BUSINESS IDENTITY: Mr H. Shapcott was secretary/treasurer in the 1930s for the Ipswich Chamber of Manufacturers.
BUSINESS IDENTITY: Mr H. Shapcott was secretary/treasurer in the 1930s for the Ipswich Chamber of Manufacturers. bez

News flashes along the wires

BACK in 1861, the first electric telegraphy messages were flashed along the wires between Brisbane and Ipswich.

This major event occurred on Saturday April 13, 1861, and the first message was sent from the Governor Sir George Ferguson from Brisbane to Colonel Gray the Police Magistrate at Ipswich. Thus, the revolutionised communications in Queensland began.

Sir George Bowen's message was: "The Governor in council congratulates the people of Ipswich on the establishment of telegraphic communication in Queensland between the two chief towns of Queensland."

The reply from colonel Gray was: "The people of Ipswich feel much obliged by the communication of His Excellency the Governor in Council, and are assured that this mode of communication will be an additional means of cementing the good feeling existing between the two principal towns in Queensland."

On Tuesday April 16, 1861, the first news items to be transmitted by the electric telegraph appeared:

 

These items were

"At the land sale today, there were about 120 purchasers present, 70 lots were offered, and all were sold: 33 suburban lots from 5 pounds to 90 pounds and averaging 11 pounds an acre, and 37 town allotments from 94 pounds to 100 pound lots. The gross amount realised from the town lots alone was 175 pounds 6 shillings.

"Robert Bayley, lately discharged from Brisbane gaol, entered St Paul's Church yesterday morning during service and created great disturbance by singling in a loud voice during a piano symphony. This morning he was apprehended while parading Brisbane St, and confined as a dangerous lunatic.

"An inquest was held this morning on the body of Thomas Power who had been a patient in the hospital under treatment for paralysis by Dr Lucas.

"On Thursday last, Dr Lucas directed the resident apothecary to discharge him as being sufficiently restored to health, but on Friday evening the Rev L.H. Rumsey saw him dangerously ill near the hospital and sent for Dr Rowlands who succeeded with difficulty, in inducing him to enter the hospital. He was speechless afterwards until 9 o'clock when he died.

"The witnesses examined at the inquest were the Rev L.H. Rumsey the wardsman, the resident apothecary, Dr Lucas and Dr Rowlands, the latter of who gave it as his opinion that the deceased died from disease of the heart. The verdict was - died from disease of the brain, hastened by excessive drinking.

"Also, at the police office today, James Eccleston charged with drunkenness forfeited two pound for non-appearance - Robert Dawson charged with stealing and William Forster charged with being an accomplice in stealing the sum of 29 pounds from John Arkin, were discharged upon their own recognisances to appear when called upon."

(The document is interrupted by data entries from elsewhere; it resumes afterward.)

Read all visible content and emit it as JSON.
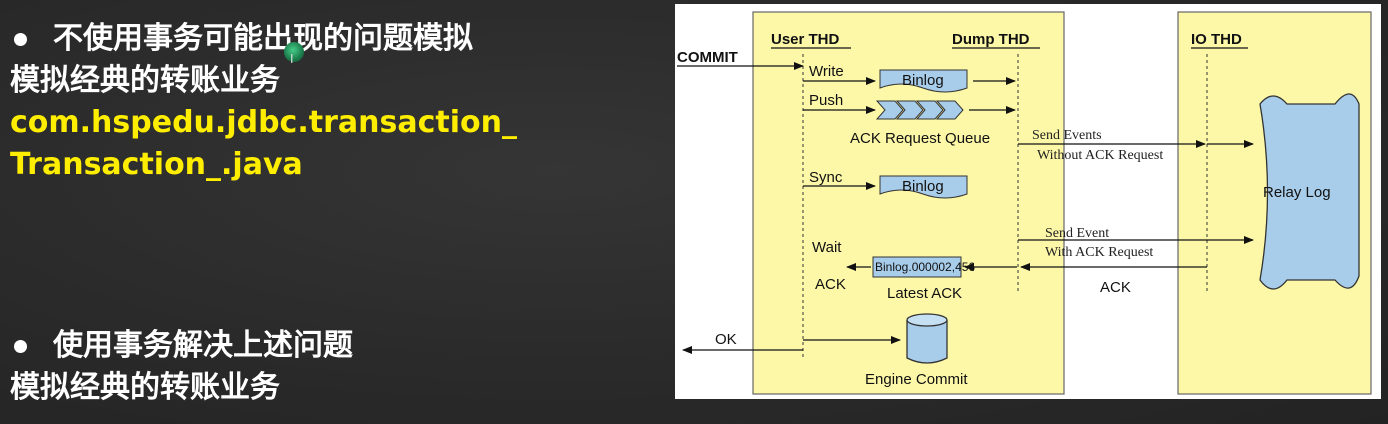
{
  "slide": {
    "bullet1_line1": "不使用事务可能出现的问题模拟",
    "bullet1_line2": "模拟经典的转账业务",
    "bullet1_code_line1": "com.hspedu.jdbc.transaction_",
    "bullet1_code_line2": "Transaction_.java",
    "bullet2_line1": "使用事务解决上述问题",
    "bullet2_line2": "模拟经典的转账业务"
  },
  "diagram": {
    "headers": {
      "user_thd": "User THD",
      "dump_thd": "Dump THD",
      "io_thd": "IO THD"
    },
    "commit_label": "COMMIT",
    "write_label": "Write",
    "push_label": "Push",
    "sync_label": "Sync",
    "wait_label": "Wait",
    "ack_left_label": "ACK",
    "ok_label": "OK",
    "binlog_top": "Binlog",
    "binlog_sync": "Binlog",
    "ack_queue_label": "ACK Request Queue",
    "send_events_line1": "Send Events",
    "send_events_line2": "Without ACK Request",
    "send_event_line1": "Send Event",
    "send_event_line2": "With ACK Request",
    "binlog_position": "Binlog.000002,456",
    "latest_ack_label": "Latest ACK",
    "ack_right_label": "ACK",
    "relay_log_label": "Relay Log",
    "engine_commit_label": "Engine Commit"
  },
  "colors": {
    "lane_fill": "#fdf8a8",
    "box_fill": "#a8cdea",
    "bullet_text": "#ffffff",
    "code_text": "#ffee00"
  }
}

A meeting was held on October 24, 1929, of representative members of Ipswich manufacturing firms, at which it was decided to form an association for the promotion of better business among the various firms operating in the Ipswich district.

Mr W. Pohlman was elected its first president and Mr G.W. Allen was appointed secretary/treasurer.

The principal object of the association was to inculcate and foster the principle of preference by way of exhibitions and locally manufactured goods to be held locally.

By the 1930s, the president was M.R.W. Lees and the secretary/treasurer Mr H. Shapcott and there were many Ipswich manufacturers who became members and a wide variety of jobs were available.

 

GOLF CLUB

Ipswich Golf Club is the oldest club in Queensland, and it was carried on by a few enthusiastic members for many years under great difficulties.

Originally a nine-hole course, it was constructed and kept in repair largely by the self-sacrifice and hard work of the small number of those claiming membership.

For a time, the links were under municipal control, but the club took over control and a lease of the southern portion of Queens Park comprising about 94 acres.

About the same time membership began to increase rapidly and soon reached the century mark with a similar number of associates. Extensive alterations were made to the Queens Park links, and in 1933 an 18-hole course was opened.